Of course, the proportion of companies that lose a vote in any season is tiny (very rough guess: less than 2% of the All Share) and the "shareholder spring" itself had only a handful of defeats. So really investors only needed to turn the dial by one notch to deliver a record season. I suggested that getting defeats into double figures, while still meaning 95% of companies get shareholder approval, would send a pretty important signal.
It's pretty clear now that is unlikely to happen. So far there have only been two pay defeats - Pearson and Crest Nicholson - and both were on the advisory remuneration report vote, not the binding remuneration policy vote. This means that, for all the pre-season puffery, no companies have been given a binding direction by their shareholders because of their approach to executive pay. However you cut it, this year's AGM "fireworks" have been duds.
However, the other thing that is being put about in the business pages is that while, yes, there haven't been the number of defeats people were expecting this is because of successful shareholder engagement behind the scenes. There are couple of examples being briefed of companies pulling resolutions before the vote to avoid defeat, or making big concessions during engagement with shareholders.
I'm a bit sceptical for a couple of reasons. First, this is a line I have heard quite a lot over the years, primarily from asset managers that tend to vote with management most of the time. So it's not clear to what extent the engagement that has taken place this year differs from other seasons. Second, companies are not stupid. Like any good negotiators, in a tricky situation they are going to go into an engagement with a headline ask, and an acceptable fallback position. We don't know to what extent the agreements that are being agreed between companies and asset managers represent where the former party wanted to be in the first place.
Which leads onto the key point in all this. No-one outside the closed circle of corporate executives, asset managers and remuneration consultants really knows what is going on. Because asset managers prioritise confidentiality in engagement, exactly what deals are thrashed out - and who amongst them is doing the most thrashing! - is not information that is available to the public. I know there are some good people out there who do feel a responsibility to try and bring some of the public concern about executive pay into their discussions with companies. But I know there is a lot of bullshit out there too. I have been hearing the "we are engaging behind the scenes" line from asset managers that I know put little pressure on for about 15 years.

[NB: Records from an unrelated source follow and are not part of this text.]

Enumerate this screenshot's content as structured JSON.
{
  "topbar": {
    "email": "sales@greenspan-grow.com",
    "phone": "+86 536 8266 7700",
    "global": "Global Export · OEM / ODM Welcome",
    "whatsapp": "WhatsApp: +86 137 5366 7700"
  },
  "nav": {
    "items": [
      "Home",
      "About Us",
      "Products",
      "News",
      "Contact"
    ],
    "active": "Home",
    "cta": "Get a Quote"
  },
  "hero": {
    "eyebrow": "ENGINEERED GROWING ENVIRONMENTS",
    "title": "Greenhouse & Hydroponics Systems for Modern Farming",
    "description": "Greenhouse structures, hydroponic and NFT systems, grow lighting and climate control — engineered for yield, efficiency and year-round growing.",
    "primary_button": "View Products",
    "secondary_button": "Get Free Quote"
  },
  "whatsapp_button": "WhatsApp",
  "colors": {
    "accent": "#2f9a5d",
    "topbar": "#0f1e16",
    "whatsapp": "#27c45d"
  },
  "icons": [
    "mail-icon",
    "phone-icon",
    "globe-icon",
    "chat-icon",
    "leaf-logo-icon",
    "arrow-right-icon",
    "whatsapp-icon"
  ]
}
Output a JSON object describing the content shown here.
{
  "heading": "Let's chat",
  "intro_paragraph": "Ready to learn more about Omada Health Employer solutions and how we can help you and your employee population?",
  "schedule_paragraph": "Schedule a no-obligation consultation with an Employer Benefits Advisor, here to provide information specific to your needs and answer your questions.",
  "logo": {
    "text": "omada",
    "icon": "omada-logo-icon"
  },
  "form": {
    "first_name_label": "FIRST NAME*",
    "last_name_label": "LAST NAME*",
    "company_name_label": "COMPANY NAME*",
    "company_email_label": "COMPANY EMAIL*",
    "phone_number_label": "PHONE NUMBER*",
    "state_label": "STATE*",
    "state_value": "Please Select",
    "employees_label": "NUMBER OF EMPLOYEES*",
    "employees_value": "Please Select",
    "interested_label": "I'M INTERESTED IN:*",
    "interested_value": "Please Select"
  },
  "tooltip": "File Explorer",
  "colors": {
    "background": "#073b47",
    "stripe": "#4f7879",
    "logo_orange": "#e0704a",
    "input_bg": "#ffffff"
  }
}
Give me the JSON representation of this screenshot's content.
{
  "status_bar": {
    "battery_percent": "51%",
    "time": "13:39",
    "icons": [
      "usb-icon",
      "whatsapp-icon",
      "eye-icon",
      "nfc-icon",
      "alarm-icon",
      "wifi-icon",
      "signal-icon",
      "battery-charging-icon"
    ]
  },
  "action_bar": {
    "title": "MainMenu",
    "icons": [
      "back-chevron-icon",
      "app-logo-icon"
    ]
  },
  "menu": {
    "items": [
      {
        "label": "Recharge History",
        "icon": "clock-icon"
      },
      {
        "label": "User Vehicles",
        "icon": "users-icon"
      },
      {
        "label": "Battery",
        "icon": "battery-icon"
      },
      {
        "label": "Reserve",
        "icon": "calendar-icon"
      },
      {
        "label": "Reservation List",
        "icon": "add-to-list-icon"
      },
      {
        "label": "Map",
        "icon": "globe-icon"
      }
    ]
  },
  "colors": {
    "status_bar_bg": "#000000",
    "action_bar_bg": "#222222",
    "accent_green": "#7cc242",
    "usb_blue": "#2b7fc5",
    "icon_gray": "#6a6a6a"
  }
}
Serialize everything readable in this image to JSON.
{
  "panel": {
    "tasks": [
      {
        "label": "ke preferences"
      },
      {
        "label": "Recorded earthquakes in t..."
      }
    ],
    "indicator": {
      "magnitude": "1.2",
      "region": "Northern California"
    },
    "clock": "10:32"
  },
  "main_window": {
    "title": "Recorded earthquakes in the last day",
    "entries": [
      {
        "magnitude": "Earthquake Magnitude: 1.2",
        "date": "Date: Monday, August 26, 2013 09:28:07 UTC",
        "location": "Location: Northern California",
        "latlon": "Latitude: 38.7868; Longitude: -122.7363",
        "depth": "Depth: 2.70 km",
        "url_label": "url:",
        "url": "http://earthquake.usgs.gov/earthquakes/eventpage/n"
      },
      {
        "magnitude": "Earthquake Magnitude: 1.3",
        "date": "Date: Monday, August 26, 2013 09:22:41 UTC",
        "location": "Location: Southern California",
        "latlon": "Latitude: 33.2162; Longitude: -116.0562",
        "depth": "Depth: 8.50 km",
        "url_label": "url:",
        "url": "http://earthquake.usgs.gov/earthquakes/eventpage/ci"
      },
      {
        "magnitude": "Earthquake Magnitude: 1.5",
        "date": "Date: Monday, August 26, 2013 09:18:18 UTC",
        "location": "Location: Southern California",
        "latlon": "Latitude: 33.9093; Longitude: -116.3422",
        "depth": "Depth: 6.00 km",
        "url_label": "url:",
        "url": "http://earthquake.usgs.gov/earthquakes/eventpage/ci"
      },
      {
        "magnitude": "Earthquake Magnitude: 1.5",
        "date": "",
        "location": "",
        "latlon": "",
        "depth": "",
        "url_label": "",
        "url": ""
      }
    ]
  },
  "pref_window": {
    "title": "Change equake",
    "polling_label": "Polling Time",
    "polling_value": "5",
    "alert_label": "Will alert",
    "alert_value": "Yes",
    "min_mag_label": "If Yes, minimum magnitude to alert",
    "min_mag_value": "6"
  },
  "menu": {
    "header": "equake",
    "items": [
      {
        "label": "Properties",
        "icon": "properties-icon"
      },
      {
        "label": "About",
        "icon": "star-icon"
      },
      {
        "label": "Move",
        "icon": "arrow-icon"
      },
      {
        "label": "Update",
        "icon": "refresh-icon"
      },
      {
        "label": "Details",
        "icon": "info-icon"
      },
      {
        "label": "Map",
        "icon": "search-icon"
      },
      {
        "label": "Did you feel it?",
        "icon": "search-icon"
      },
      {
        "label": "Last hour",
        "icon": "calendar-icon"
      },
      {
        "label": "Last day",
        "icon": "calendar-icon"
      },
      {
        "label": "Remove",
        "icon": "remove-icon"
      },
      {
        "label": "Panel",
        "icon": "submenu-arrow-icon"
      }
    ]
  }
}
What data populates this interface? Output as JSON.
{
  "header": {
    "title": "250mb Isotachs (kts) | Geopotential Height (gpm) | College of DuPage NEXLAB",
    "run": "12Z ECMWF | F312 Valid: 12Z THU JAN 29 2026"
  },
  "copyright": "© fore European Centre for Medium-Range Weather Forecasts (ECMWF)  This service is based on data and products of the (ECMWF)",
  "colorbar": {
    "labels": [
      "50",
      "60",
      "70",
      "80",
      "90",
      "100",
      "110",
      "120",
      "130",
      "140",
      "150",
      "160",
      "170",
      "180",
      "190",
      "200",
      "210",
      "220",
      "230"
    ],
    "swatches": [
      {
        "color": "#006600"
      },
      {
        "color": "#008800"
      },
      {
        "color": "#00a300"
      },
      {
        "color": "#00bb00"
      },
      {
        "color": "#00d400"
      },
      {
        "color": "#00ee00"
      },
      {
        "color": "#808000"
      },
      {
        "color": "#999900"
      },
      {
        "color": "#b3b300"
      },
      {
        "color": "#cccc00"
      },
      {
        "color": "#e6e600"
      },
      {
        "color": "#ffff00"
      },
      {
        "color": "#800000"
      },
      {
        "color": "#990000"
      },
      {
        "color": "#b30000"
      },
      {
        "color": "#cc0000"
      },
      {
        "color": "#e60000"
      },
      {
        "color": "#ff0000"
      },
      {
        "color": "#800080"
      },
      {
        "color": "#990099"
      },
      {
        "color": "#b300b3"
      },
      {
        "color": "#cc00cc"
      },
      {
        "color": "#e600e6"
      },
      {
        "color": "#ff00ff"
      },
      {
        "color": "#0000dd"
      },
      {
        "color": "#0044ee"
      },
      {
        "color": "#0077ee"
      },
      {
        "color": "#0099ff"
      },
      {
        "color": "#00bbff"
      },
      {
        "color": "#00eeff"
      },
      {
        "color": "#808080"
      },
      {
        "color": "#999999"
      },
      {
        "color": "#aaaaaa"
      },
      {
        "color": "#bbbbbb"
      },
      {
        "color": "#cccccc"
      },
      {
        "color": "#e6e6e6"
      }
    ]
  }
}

Many of the people who exercised the votes that approved the executive pay arrangements that are apparently now egregious are still pushing the same (Vote For...) buttons. Are we sure that they have changed? In my experience, many people within asset management continue to hold views on executive pay that are well to the Right of the public (who are often considered to hold very ill-informed views about the value of executive talent). It's not obvious that we should conclude that there has been a real change unless we get some real evidence.
So I would not advise people (including business journos) to accept the "it's all getting sorted out in private" line uncritically. More generally, I don't think the current position is going to hold for the asset management industry. Executive pay continues to be a subject of public debate, and anger. This season the headline output of what shareholders do - votes - may fall rather short of the pre-match build-up. In fact, it could be interpreted as evidence that shareholder oversight is far too weak a tool. But I don't think arguing that "we're sorting it out in private but can't tell you about it" is going to convince many waverers that actually yet another season where the vast majority of companies got approval is actually OK.
In the current environment does making private deals between corporate executives and major financial institutions, and telling the public they can't be allowed in, over an issue as politically charged as executive pay look like a great outcome? I think shareholders are going to have to become much more open about their engagement and its results, and they really need to think about the public output that voting in favour but engaging privately creates. Even so, I am not sure another season where even people who follow executive pay will have seen very little happen is going to do much to stop the the drift away from shareholder oversight as a public policy tool.